Haiti
Stories

Haiti’s elections: Will the peasantry’s demands be taken into account?


Posted on Wednesday 7 December 2005

By Djems Olivier

Translated from French for the Haiti Support Group by Charles Arthur

Port-au-Prince, 07 Dec. 05 [AlterPresse] --- Candidates for the presidency
largely ignored an invitation to meet peasants grouped in the Peasant Platform
for Food Security in the North-West (PPSANO) held in the capital on 30 November.

"We invited 31 political parties and presidential candidates but the majority
of them were conspicuous by their absence. This very clearly shows that they
are not going to take into account the peasants’ concerns," remarked Ernia
Massillon of the Regional Platform of Organizations from the Lower North-West
(POREBANO).

"Will this sector of Haitian society continue to be exploited by the
politicians who want to form the next government?", wondered the peasant activist.

Out of the 30 or so candidates and parties called to the meeting, only ten
turned up, of which three were presidential candidates. They were Reynold
Georges of ALAH, Himmler Rébu of the GREH, and Judie C. Roy of the REPAREN.

This forum, considered by some as a failure for the so-called ’political
class’, had the objective of presenting the concerns and demands of North-Western
peasants in relation to food security and sovereignty.

"Today, peasants want to involve themselves in the struggle to press home
their demands. They have the right to participate in the big decisions concerning
the whole country," said the agronomist, Allen Henry, the moderator of the
meeting.

"We believe that it is important to make the country’s future decision-makers
aware of the problematic of development in the North-West," added Hudson
Michel who suggested that "opportunists are enriching themselves on the back of
the population’s poverty".

Thanks to the financial support of the humanitarian organization, ActionAid,
the PPSANO had been able to carry out a field study in the region, stated the
agronomist Huguenel Alézi. The coordinator of the ActionAid Haiti program
vowed to ensure the follow-up to these activities, the objective of which is to
guarantee the country’s food security.

According to the study, the majority of families in the region known as the
Far West live in sub-human conditions. Basic social services are not provided,
and the State is more or less nonexistent, yet the Lower North-West possesses
the potential and the means to permit it to initiate a genuine development
that could satisfy the needs of its communities.

A better exploitation of the so-called Three Rivers would enable a strong
agricultural productivity in the region, according to the study. The statistics
show that the water resources that could be tapped in the region are estimated
at 17,868,750 cubic metres per 43 metres of height, stated the Platform’s
document.

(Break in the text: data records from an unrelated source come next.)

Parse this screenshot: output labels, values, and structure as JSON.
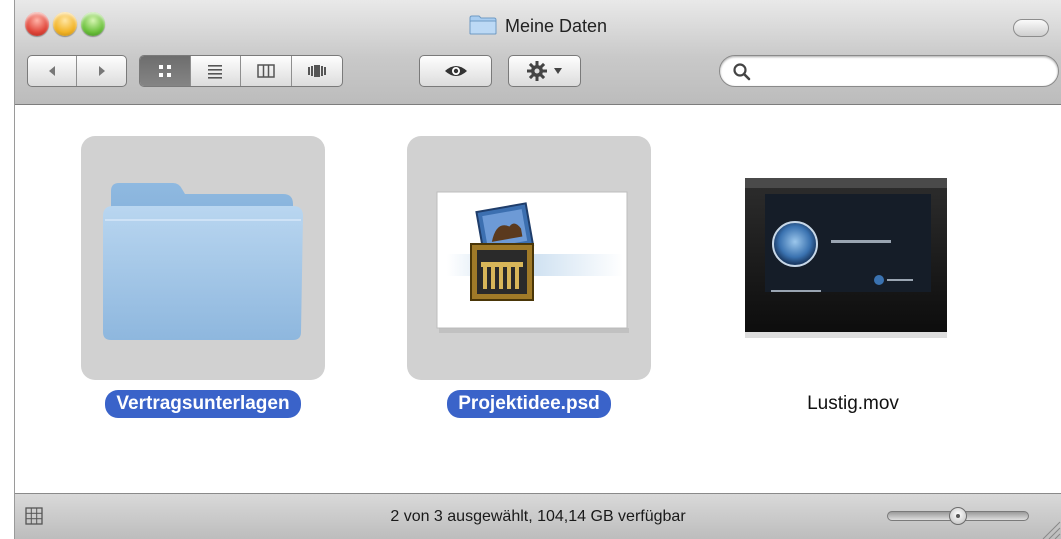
{
  "window": {
    "title": "Meine Daten"
  },
  "toolbar": {
    "nav": [
      "back-icon",
      "forward-icon"
    ],
    "views": [
      {
        "icon": "icon-view-icon",
        "active": true
      },
      {
        "icon": "list-view-icon",
        "active": false
      },
      {
        "icon": "column-view-icon",
        "active": false
      },
      {
        "icon": "coverflow-view-icon",
        "active": false
      }
    ],
    "quicklook_icon": "eye-icon",
    "action_icon": "gear-icon",
    "search": {
      "value": "",
      "placeholder": ""
    }
  },
  "files": [
    {
      "name": "Vertragsunterlagen",
      "kind": "folder",
      "selected": true
    },
    {
      "name": "Projektidee.psd",
      "kind": "image",
      "selected": true
    },
    {
      "name": "Lustig.mov",
      "kind": "movie",
      "selected": false
    }
  ],
  "status": {
    "text": "2 von 3 ausgewählt, 104,14 GB verfügbar",
    "zoom_fraction": 0.5
  },
  "colors": {
    "selection": "#3a63c9",
    "folder_blue": "#9cc3e6"
  }
}
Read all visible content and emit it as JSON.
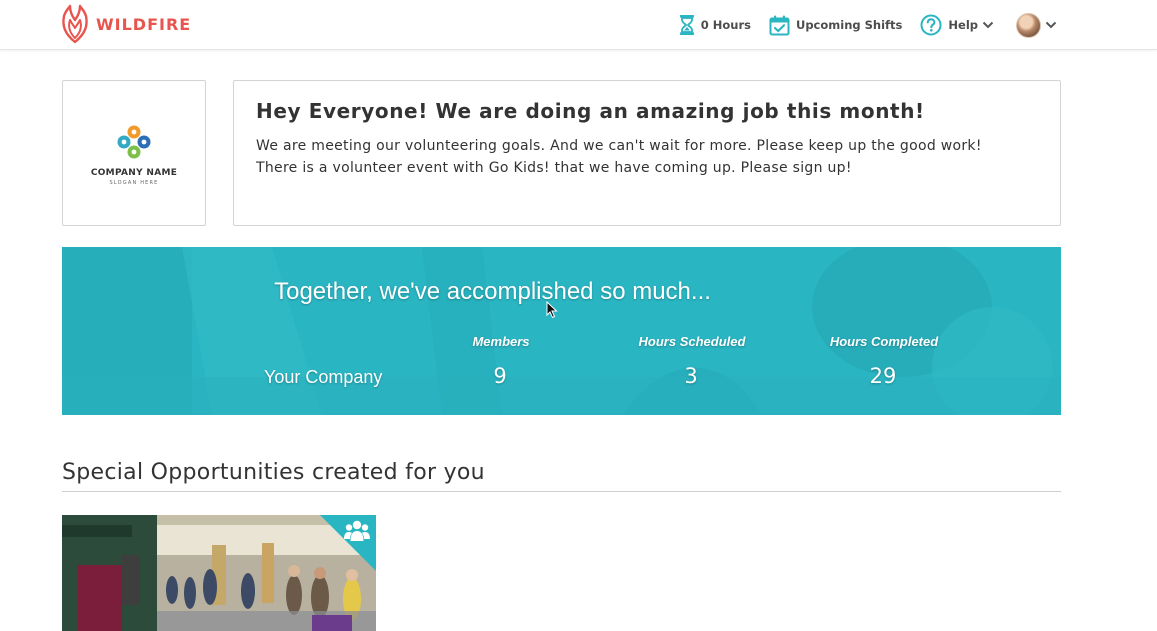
{
  "brand": {
    "name": "WILDFIRE",
    "color": "#e8554e"
  },
  "nav": {
    "hours_label": "0 Hours",
    "shifts_label": "Upcoming Shifts",
    "help_label": "Help",
    "accent": "#2ab5c2"
  },
  "company_logo": {
    "name": "COMPANY NAME",
    "slogan": "SLOGAN HERE"
  },
  "message": {
    "title": "Hey Everyone! We are doing an amazing job this month!",
    "line1": "We are meeting our volunteering goals. And we can't wait for more. Please keep up the good work!",
    "line2": "There is a volunteer event with Go Kids! that we have coming up. Please sign up!"
  },
  "banner": {
    "title": "Together, we've accomplished so much...",
    "row_label": "Your Company",
    "color": "#2ab5c2",
    "stats": [
      {
        "label": "Members",
        "value": "9"
      },
      {
        "label": "Hours Scheduled",
        "value": "3"
      },
      {
        "label": "Hours Completed",
        "value": "29"
      }
    ]
  },
  "opportunities": {
    "title": "Special Opportunities created for you",
    "cards": [
      {
        "icon": "group-icon"
      }
    ]
  }
}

The leaders of the PPSANO believe that, to develop the North-West, it is
necessary to irrigate more than 15,000 hectares of land for agriculture, to
resolve the problem of (lack of) electricity by using wind energy, and to provide
peasants with training.

"All sustainable policies, aiming for sustainable development in this region,
must have food security as their principal objective and must revolve around
the axis of agriculture and livestock, fishing and tourism," said the
organizers of the 30 November meeting. They also foresee the construction of basic
infrastructure at Môle Saint Nicolas.

"The studies show that Môle Saint Nicolas is a zone exposed to the wind that
the authorities could use for wind energy to electrify the region", revealed
Hudson Michel, who did not state his source.

The Lower North-West is composed of four communes: Môle Saint Nicolas, Jean
Rabel, Bombardopolis et Baie-de-Haine. The members of the PPSANO demanded
concrete actions to improve the region, where the coast is exploited, they say, by
Cuban, Dominican and Bahamian fishermen.

A first meeting with candidates and political parties has already taken place
in the departmental capital, Port-de-Paix. Out of 64 people invited, only 10
turned up.

In the Artibonite Valley, activities of the same sort have been organized by
the Mouvement Revendicatif des Paysans de l’Artibonite (MOREPLA), supported by
Oxfam Intermon. [do ca gp apr 08/12/2005 21:00]